By 1962, Rauschenberg’s paintings were beginning to incorporate not only found objects but found images as well – photographs transferred to the canvas by means of the silkscreen process. Previously used only in commercial applications, silkscreen allowed Rauschenberg to address the multiple reproducibility of images, and the consequent flattening of experience that that implies. In this respect, his work is contemporaneous with that of Andy Warhol, and both Rauschenberg and Johns are frequently cited as important forerunners of American Pop Art.

In 1966, Billy Klüver and Rauschenberg officially launched Experiments in Art and Technology (E.A.T.) a non-profit organization established to promote collaborations between artists and engineers.

In addition to painting and sculpture, Rauschenberg’s long career has also included significant contributions to printmaking and Performance Art. He also won a Grammy Award for his album design of the Talking Heads album Speaking in Tongues. As of 2003 he continues to work from his home and studio in Captiva, Florida.

Louis Schanker

Louis Schanker
Born in 1903, Louis Schanker quit school as a teenager and joined the circus, worked in the wheat fields of the Great Plains, and rode the rails. In 1919, he went to New York and began studying art. He spent 1931 and 1932 in Paris and came back “something of a Cubist”, becoming a muralist and graphic arts supervisor for the WPA and a founding member of The Ten, to which he was attached from start to finish.
Louis Schanker
Schanker was a radical among radicals. His conglomerations of color-patches, among other things, wrote the sympathetic critic Emily Genauer in 1935, are bound to alienate no small part of the gallery-going public. They did not alienate a small part of the New York art scene, however, and Schanker was invited to the Whitney Annual, even though he later protested against it as one of the dissenters.

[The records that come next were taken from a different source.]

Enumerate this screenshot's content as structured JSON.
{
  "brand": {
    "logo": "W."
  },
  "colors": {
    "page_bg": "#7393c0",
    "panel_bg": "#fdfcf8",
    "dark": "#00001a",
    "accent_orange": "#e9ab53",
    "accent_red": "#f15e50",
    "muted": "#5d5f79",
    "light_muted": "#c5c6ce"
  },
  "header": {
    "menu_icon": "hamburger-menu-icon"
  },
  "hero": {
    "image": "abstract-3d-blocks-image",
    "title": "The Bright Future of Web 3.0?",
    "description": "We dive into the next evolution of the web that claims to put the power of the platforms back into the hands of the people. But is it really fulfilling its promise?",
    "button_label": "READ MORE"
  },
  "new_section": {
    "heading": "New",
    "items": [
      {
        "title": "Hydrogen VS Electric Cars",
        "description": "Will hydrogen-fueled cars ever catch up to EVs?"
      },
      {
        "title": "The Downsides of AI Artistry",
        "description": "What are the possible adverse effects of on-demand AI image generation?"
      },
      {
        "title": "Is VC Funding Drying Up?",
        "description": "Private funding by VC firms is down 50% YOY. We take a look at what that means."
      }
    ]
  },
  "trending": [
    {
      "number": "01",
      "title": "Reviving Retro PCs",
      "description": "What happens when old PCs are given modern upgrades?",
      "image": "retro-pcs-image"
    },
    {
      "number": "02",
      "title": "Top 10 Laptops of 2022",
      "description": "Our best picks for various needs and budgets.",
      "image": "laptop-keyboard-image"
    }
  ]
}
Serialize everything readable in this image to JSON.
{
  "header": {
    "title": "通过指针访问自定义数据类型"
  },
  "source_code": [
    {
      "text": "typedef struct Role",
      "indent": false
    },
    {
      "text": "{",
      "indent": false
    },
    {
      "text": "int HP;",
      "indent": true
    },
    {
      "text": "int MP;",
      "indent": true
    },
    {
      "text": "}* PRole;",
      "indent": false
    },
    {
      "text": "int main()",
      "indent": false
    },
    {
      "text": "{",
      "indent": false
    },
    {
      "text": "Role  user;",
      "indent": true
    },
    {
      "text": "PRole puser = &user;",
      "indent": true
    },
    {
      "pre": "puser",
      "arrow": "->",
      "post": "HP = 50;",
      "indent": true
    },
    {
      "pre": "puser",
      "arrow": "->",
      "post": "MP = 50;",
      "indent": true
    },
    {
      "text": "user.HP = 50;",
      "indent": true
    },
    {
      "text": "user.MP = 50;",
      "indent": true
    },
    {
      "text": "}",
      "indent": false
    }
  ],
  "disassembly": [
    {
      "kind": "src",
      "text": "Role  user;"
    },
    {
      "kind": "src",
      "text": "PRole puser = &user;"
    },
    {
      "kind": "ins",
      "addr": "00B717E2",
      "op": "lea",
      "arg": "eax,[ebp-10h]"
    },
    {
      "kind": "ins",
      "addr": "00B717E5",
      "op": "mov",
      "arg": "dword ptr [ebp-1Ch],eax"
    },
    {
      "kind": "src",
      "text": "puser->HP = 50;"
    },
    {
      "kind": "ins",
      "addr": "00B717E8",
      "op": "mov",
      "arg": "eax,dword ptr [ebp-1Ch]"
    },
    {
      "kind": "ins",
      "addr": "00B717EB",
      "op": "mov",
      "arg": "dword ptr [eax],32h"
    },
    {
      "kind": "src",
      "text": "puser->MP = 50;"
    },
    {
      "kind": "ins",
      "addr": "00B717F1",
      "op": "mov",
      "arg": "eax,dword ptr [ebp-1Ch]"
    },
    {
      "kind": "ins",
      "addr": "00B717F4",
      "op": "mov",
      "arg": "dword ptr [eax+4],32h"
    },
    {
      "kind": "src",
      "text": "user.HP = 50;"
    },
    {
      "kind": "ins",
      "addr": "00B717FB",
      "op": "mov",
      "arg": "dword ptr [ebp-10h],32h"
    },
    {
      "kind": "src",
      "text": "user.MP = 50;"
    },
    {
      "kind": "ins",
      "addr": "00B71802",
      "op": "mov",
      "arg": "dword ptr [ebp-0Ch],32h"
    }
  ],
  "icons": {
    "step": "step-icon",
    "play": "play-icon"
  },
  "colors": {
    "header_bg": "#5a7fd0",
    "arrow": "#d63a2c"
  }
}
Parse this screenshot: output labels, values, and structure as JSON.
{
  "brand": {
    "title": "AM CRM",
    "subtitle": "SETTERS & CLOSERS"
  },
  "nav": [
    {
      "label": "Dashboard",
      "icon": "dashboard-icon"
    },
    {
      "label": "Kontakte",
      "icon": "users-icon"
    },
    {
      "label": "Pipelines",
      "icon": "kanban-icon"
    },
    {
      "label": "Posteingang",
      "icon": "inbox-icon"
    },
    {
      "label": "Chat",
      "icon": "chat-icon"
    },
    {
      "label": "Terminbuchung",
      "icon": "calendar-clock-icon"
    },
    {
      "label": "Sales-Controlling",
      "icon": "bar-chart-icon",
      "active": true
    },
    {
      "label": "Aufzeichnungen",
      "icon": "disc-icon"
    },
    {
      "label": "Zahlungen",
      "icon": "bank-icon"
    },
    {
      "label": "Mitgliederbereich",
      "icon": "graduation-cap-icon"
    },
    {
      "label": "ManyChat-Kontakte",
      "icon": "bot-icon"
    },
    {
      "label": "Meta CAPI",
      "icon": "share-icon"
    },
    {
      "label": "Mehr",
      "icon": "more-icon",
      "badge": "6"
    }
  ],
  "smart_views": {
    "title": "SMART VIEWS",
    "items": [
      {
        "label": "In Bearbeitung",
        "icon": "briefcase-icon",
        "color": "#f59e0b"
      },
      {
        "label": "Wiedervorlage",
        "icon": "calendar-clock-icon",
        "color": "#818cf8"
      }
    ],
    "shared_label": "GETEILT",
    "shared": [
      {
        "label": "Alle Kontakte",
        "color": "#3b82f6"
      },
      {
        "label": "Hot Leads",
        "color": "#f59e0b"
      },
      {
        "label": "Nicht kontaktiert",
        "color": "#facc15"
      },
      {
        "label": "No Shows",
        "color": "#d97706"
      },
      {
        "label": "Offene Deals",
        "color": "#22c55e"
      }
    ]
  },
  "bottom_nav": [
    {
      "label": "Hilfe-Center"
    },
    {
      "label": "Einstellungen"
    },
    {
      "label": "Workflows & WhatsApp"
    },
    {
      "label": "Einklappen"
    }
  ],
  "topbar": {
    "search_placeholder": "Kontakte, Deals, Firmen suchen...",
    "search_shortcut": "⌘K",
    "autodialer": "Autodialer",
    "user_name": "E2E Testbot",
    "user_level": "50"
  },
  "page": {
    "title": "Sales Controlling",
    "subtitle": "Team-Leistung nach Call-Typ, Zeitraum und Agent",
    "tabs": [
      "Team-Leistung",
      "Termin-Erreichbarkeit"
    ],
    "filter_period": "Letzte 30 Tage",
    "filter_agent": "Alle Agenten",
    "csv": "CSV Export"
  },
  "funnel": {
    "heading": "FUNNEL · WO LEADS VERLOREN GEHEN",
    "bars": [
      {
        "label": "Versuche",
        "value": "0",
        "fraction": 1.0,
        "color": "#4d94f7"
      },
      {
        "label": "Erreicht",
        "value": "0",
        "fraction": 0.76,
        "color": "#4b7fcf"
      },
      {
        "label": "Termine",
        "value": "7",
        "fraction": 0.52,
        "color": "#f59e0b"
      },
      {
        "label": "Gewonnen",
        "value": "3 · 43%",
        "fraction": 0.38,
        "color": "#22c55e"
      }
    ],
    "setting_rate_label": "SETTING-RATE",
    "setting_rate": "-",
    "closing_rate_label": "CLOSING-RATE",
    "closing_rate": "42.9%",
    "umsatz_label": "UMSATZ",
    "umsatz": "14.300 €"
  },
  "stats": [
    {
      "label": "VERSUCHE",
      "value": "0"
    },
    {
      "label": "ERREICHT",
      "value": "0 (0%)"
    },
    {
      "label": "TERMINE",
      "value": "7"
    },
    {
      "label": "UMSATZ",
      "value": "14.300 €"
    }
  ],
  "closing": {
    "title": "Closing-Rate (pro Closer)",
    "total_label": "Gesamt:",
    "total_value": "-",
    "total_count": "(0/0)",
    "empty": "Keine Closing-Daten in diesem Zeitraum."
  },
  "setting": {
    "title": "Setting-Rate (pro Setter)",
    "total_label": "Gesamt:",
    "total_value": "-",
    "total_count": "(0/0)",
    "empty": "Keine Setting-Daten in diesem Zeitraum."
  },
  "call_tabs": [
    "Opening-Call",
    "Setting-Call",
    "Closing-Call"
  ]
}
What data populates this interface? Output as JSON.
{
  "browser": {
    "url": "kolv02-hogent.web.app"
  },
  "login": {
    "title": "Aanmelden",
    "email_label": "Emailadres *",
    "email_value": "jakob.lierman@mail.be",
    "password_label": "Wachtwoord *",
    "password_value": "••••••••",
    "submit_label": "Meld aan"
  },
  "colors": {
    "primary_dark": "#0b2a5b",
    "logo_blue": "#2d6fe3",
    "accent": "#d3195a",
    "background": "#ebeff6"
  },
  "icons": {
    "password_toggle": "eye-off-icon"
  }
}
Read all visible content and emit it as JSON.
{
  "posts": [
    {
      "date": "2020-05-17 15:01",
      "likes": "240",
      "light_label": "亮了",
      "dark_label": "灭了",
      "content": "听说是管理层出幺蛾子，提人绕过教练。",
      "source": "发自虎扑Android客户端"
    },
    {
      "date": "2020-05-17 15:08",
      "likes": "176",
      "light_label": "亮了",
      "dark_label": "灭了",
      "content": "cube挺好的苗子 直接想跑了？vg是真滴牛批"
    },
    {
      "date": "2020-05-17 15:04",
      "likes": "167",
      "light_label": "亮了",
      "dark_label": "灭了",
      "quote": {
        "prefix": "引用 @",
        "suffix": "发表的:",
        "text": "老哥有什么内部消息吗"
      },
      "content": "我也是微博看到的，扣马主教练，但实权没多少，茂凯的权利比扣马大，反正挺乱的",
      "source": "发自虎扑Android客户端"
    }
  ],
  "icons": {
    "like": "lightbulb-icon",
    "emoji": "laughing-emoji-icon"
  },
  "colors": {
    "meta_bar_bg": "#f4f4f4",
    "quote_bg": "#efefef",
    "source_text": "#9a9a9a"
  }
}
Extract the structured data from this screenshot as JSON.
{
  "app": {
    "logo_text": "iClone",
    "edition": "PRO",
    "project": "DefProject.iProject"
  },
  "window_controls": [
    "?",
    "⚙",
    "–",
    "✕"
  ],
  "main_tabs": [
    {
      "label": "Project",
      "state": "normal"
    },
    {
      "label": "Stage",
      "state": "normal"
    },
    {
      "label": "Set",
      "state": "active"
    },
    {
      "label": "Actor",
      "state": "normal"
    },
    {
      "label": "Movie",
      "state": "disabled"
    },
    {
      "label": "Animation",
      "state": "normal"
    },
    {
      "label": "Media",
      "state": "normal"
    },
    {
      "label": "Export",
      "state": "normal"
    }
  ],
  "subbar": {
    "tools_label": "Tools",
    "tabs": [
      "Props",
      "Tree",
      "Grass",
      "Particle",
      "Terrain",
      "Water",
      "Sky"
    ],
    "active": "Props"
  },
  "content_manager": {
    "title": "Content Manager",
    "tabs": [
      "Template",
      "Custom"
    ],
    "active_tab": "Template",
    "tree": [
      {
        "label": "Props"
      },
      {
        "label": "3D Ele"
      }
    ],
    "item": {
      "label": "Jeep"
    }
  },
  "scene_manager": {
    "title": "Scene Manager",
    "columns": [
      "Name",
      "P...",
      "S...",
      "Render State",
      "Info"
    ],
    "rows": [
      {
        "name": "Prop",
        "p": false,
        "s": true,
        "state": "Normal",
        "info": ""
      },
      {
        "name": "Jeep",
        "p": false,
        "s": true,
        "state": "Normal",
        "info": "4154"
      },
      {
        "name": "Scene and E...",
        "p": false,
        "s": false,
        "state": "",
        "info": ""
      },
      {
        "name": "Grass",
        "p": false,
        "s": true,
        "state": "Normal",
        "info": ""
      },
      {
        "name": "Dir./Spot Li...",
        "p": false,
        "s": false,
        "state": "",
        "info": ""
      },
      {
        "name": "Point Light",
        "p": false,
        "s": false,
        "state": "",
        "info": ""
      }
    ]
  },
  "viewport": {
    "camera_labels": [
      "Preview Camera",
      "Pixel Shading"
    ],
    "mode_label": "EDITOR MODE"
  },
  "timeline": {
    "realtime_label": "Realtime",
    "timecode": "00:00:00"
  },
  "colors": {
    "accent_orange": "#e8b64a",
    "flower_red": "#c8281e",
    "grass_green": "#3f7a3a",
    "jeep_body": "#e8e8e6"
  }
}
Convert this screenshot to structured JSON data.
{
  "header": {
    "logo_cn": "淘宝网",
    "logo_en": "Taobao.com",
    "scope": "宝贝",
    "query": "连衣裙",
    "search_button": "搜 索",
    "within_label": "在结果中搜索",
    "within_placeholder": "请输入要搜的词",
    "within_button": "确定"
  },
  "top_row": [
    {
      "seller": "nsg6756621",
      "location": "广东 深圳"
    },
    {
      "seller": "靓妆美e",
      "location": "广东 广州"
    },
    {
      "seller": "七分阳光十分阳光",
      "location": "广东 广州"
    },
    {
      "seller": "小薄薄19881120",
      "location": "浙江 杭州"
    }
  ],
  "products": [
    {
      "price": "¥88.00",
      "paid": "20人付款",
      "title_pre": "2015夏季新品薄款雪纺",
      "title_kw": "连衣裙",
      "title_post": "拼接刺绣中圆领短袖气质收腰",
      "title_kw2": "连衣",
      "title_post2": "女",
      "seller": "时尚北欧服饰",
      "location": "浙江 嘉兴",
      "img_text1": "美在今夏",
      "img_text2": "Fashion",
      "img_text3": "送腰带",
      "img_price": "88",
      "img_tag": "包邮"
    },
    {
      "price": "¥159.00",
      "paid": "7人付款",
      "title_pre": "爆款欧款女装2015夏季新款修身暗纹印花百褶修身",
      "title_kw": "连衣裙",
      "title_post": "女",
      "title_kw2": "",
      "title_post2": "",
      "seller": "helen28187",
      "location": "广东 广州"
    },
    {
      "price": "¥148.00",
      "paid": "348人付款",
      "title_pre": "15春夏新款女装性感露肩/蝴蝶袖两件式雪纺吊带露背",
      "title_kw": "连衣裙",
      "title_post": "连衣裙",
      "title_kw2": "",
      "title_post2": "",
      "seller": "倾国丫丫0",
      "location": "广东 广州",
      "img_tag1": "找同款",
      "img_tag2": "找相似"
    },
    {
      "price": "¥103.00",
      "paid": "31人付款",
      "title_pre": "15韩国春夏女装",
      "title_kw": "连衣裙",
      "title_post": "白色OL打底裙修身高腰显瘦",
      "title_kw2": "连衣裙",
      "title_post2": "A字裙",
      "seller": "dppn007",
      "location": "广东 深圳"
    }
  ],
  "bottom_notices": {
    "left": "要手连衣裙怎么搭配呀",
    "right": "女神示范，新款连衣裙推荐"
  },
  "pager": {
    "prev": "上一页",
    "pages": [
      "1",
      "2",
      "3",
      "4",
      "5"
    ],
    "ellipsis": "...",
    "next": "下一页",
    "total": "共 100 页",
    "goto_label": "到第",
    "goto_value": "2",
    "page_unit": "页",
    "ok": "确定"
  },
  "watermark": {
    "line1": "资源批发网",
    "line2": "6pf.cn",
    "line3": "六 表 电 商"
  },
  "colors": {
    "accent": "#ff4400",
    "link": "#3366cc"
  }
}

By 1937, however, even the hostile “New York Times” critic conceded that Mr. Schanker had a touch of lyric feeling. And in 1938, a writer for “Art News” declared that Louis Schanker’s delightful “Street Scene From My Window” calls forth admiration for its delicacy of color and kaleidoscopic forms in plane geometry.
Louis Schanker Schanker was also a founder of the American Abstract Artists and participated in its first annual exhibition in 1937. But a decade later he wrote: Though much of my work is generally classified as abstract, all of my work develops from natural forms. I have great respect for the forms of nature and an inherent need to express myself in relation to those forms. Schanker taught for many years, first at the New School for Social Research and then, from 1949 until his retirement, at Bard College. He was one of the major printmakers of the 1930s.